Items from a data source
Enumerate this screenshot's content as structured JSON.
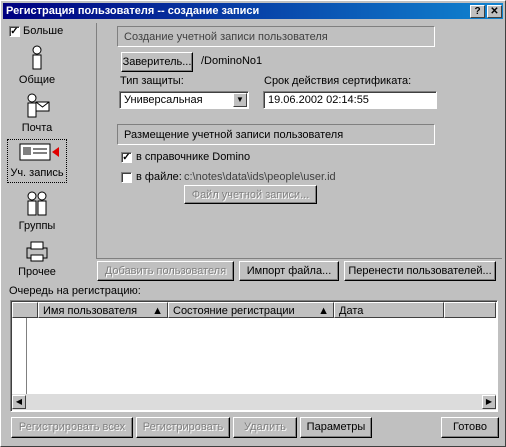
{
  "window": {
    "title": "Регистрация пользователя -- создание записи"
  },
  "more_label": "Больше",
  "sidebar": {
    "items": [
      {
        "label": "Общие"
      },
      {
        "label": "Почта"
      },
      {
        "label": "Уч. запись"
      },
      {
        "label": "Группы"
      },
      {
        "label": "Прочее"
      }
    ]
  },
  "panel": {
    "section_title": "Создание учетной записи пользователя",
    "certifier_button": "Заверитель...",
    "certifier_value": "/DominoNo1",
    "security_type_label": "Тип защиты:",
    "security_type_value": "Универсальная",
    "expiration_label": "Срок действия сертификата:",
    "expiration_value": "19.06.2002 02:14:55",
    "placement_title": "Размещение учетной записи пользователя",
    "in_directory_label": "в справочнике Domino",
    "in_file_label": "в файле:",
    "file_path": "c:\\notes\\data\\ids\\people\\user.id",
    "id_file_button": "Файл учетной записи..."
  },
  "actions": {
    "add_user": "Добавить пользователя",
    "import_file": "Импорт файла...",
    "migrate_users": "Перенести пользователей..."
  },
  "queue": {
    "label": "Очередь на регистрацию:",
    "columns": [
      "Имя пользователя",
      "Состояние регистрации",
      "Дата"
    ]
  },
  "footer": {
    "register_all": "Регистрировать всех",
    "register": "Регистрировать",
    "delete": "Удалить",
    "options": "Параметры",
    "done": "Готово"
  }
}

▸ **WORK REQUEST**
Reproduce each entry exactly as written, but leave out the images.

▸ **OUTPUT OF THE EXERCISE**
Enumerate this screenshot's content as structured JSON.
{
  "window": {
    "title": "Регистрация пользователя -- создание записи"
  },
  "more_label": "Больше",
  "sidebar": {
    "items": [
      {
        "label": "Общие"
      },
      {
        "label": "Почта"
      },
      {
        "label": "Уч. запись"
      },
      {
        "label": "Группы"
      },
      {
        "label": "Прочее"
      }
    ]
  },
  "panel": {
    "section_title": "Создание учетной записи пользователя",
    "certifier_button": "Заверитель...",
    "certifier_value": "/DominoNo1",
    "security_type_label": "Тип защиты:",
    "security_type_value": "Универсальная",
    "expiration_label": "Срок действия сертификата:",
    "expiration_value": "19.06.2002 02:14:55",
    "placement_title": "Размещение учетной записи пользователя",
    "in_directory_label": "в справочнике Domino",
    "in_file_label": "в файле:",
    "file_path": "c:\\notes\\data\\ids\\people\\user.id",
    "id_file_button": "Файл учетной записи..."
  },
  "actions": {
    "add_user": "Добавить пользователя",
    "import_file": "Импорт файла...",
    "migrate_users": "Перенести пользователей..."
  },
  "queue": {
    "label": "Очередь на регистрацию:",
    "columns": [
      "Имя пользователя",
      "Состояние регистрации",
      "Дата"
    ]
  },
  "footer": {
    "register_all": "Регистрировать всех",
    "register": "Регистрировать",
    "delete": "Удалить",
    "options": "Параметры",
    "done": "Готово"
  }
}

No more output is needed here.